High-resolution Deglacial to Holocene paleoceanographic records from the Sabrina Coast, East Antarctica: Preliminary foraminifer-based results from NBP14-02

Tuesday, 16 December 2014
Amelia Shevenell1, Tasha Snow2, Eugene W Domack3, Amy Leventer4, Sean P S Gulick5, Bruce A Huber6, Alejandro Hector Orsi7, Ethan Goddard1 and Rodrigo A Fernandez-Vasquez8, (1)University of South Florida, Tampa, FL, United States, (2)University of South Florida, St. Petersburg, FL, United States, (3)University of South Florida St. Petersburg, St Petersburg, FL, United States, (4)Colgate University, Geology, Hamilton, NY, United States, (5)University of Texas at Austin, Institute for Geophysics, Austin, TX, United States, (6)Lamont-Doherty Earth Obs, Palisades, NY, United States, (7)Texas A & M University, College Station, TX, United States, (8)University of Texas at Austin, Austin, TX, United States
Cruise 14-02 of the RV/IB N.B. Palmer conducted the first multidisciplinary oceanographic investigation of the continental shelf within the Dalton Iceberg Tongue polynya off the Sabrina Coast, East Antarctica. At >350 m in the northeastern polynya, hydrographic measurements confirmed that relatively warm (>0°C) oceanic thermocline water from near the shelf break has been imported to the shelf but likely within an interior recirculation associated with local mid-shelf bathymetry. CHIRP sub-bottom data revealed ~15 m of acoustically transparent sediment in a 550-m deep basin proximal to this feature. A suite of coring devices was used to recover a complete 13-m sequence of Late Pleistocene glacial diamict and Holocene laminated diatom oozes and muds (NBP14-02 MC 45, KC 27B, JPC 27, and JKC 53) with chronology constrained by 210Pb and foraminifer-based AMS 14C dates.
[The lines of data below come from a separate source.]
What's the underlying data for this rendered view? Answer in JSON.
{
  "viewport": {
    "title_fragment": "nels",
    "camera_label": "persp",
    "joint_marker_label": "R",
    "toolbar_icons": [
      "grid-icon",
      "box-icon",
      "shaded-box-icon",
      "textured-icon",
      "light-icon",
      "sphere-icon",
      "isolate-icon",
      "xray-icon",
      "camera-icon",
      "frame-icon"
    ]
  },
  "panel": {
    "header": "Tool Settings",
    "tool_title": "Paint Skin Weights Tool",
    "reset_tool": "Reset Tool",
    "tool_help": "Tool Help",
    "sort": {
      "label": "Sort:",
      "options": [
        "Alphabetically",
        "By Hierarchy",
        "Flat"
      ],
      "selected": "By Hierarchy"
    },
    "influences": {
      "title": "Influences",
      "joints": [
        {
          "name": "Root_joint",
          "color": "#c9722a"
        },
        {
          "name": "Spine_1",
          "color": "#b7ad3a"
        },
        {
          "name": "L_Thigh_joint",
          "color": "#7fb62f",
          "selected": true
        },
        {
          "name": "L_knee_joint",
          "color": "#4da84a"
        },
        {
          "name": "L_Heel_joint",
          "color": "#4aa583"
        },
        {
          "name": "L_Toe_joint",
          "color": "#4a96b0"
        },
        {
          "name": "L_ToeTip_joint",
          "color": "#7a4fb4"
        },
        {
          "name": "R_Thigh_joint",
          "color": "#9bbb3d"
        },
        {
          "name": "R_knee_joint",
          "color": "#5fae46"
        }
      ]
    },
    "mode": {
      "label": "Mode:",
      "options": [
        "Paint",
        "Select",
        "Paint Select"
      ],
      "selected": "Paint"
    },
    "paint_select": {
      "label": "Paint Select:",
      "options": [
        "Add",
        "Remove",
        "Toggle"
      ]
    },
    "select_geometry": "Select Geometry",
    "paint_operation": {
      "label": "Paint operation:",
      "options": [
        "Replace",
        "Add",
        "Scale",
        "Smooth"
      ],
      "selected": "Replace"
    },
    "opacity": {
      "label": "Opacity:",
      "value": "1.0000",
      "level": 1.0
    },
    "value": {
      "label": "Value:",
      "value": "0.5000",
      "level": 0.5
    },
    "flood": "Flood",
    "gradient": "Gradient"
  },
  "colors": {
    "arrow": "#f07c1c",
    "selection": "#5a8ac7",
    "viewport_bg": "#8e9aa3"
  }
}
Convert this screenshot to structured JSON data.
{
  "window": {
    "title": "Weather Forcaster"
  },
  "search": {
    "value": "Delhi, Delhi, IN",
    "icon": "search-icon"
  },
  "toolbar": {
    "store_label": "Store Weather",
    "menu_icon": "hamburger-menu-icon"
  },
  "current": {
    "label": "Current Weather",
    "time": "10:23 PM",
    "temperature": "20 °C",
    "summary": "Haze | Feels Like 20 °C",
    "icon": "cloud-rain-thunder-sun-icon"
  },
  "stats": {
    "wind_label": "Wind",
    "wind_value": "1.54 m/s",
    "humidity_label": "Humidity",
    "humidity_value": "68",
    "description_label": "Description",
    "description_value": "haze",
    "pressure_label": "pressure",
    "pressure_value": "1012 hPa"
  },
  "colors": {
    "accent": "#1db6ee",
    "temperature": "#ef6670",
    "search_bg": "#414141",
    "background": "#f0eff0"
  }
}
Unlike many Antarctic margin sedimentary sequences, biogenic carbonate (CaCO3) is exceptionally well preserved throughout the sedimentary sequence, likely due to non-corrosive bottom waters and/or low sedimentary organic carbon content. Planktic foraminifer Neogloboquadrina pachyderma(s) is present throughout and abundant in the diatomaceous muds. Bulimina aculeata, which prefers calm, hemipelagic environments and bottom water temperatures >0°C, dominates the living benthic foraminifer assemblage.
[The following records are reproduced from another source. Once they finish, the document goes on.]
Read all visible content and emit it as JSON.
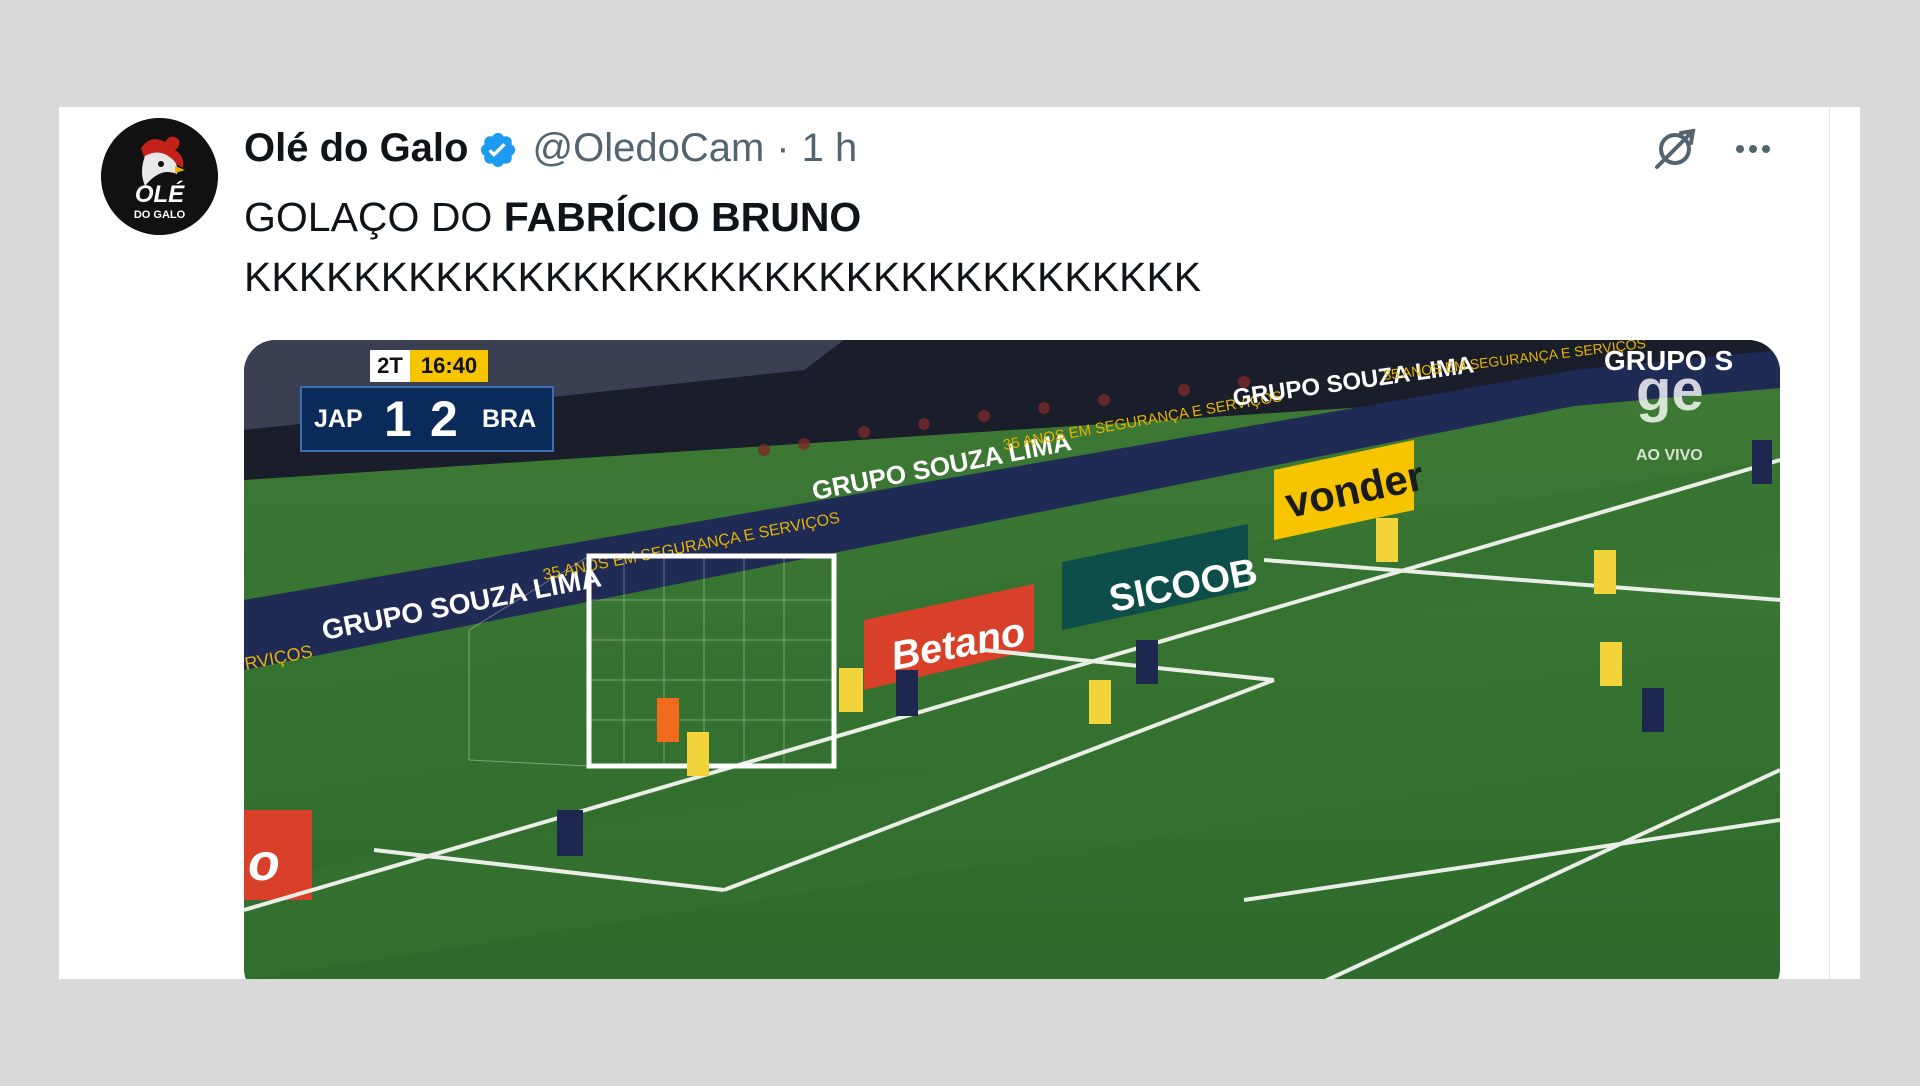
{
  "tweet": {
    "display_name": "Olé do Galo",
    "handle": "@OledoCam",
    "separator": "·",
    "time": "1 h",
    "text_line1_plain": "GOLAÇO DO ",
    "text_line1_bold": "FABRÍCIO BRUNO",
    "text_line2": "KKKKKKKKKKKKKKKKKKKKKKKKKKKKKKKKKKK"
  },
  "avatar": {
    "line1": "OLÉ",
    "line2": "DO GALO"
  },
  "icons": {
    "verified": "verified-badge-icon",
    "grok": "grok-icon",
    "more": "more-options-icon"
  },
  "colors": {
    "verified": "#1d9bf0",
    "text": "#0f1419",
    "muted": "#536471"
  },
  "media": {
    "period": "2T",
    "clock": "16:40",
    "team_home": "JAP",
    "score_home": "1",
    "score_away": "2",
    "team_away": "BRA",
    "broadcaster_logo": "ge",
    "broadcaster_tag": "AO VIVO",
    "ad_souza_lima": "GRUPO SOUZA LIMA",
    "ad_souza_slogan": "35 ANOS EM SEGURANÇA E SERVIÇOS",
    "ad_souza_fragment": "RVIÇOS",
    "ad_grupo_s": "GRUPO S",
    "ad_vonder": "vonder",
    "ad_sicoob": "SICOOB",
    "ad_betano": "Betano",
    "ad_fragment": "o"
  }
}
Fossil assemblages oscillate between B. aculeata and Trifarina angulosa-dominated assemblages. As T. angulosa is associated with oxygenated bottom waters and strong bottom currents, this assemblage may record past changes in the location of the Polar and Slope Fronts. This interpretation is supported by T. angulosa presence in Thalassiothrix diatom oozes, which are associated with oceanic frontal zones and rapid biosiliceous sedimentation. Preliminary foraminifer oxygen and carbon isotopes, N. pachyderma(s) presence, and the observed T. angulosa Mg/Ca‑temperature (-1.8 to 0°C) relationship highlight the potential for detailed regional foraminifer-based paleoceanographic records, which will provide critical tests for developing proxies, including TEX86 paleothermometry. Future paleoceanographic studies will be supported by data from two long‑term oceanographic and sediment trap moorings deployed near the core site.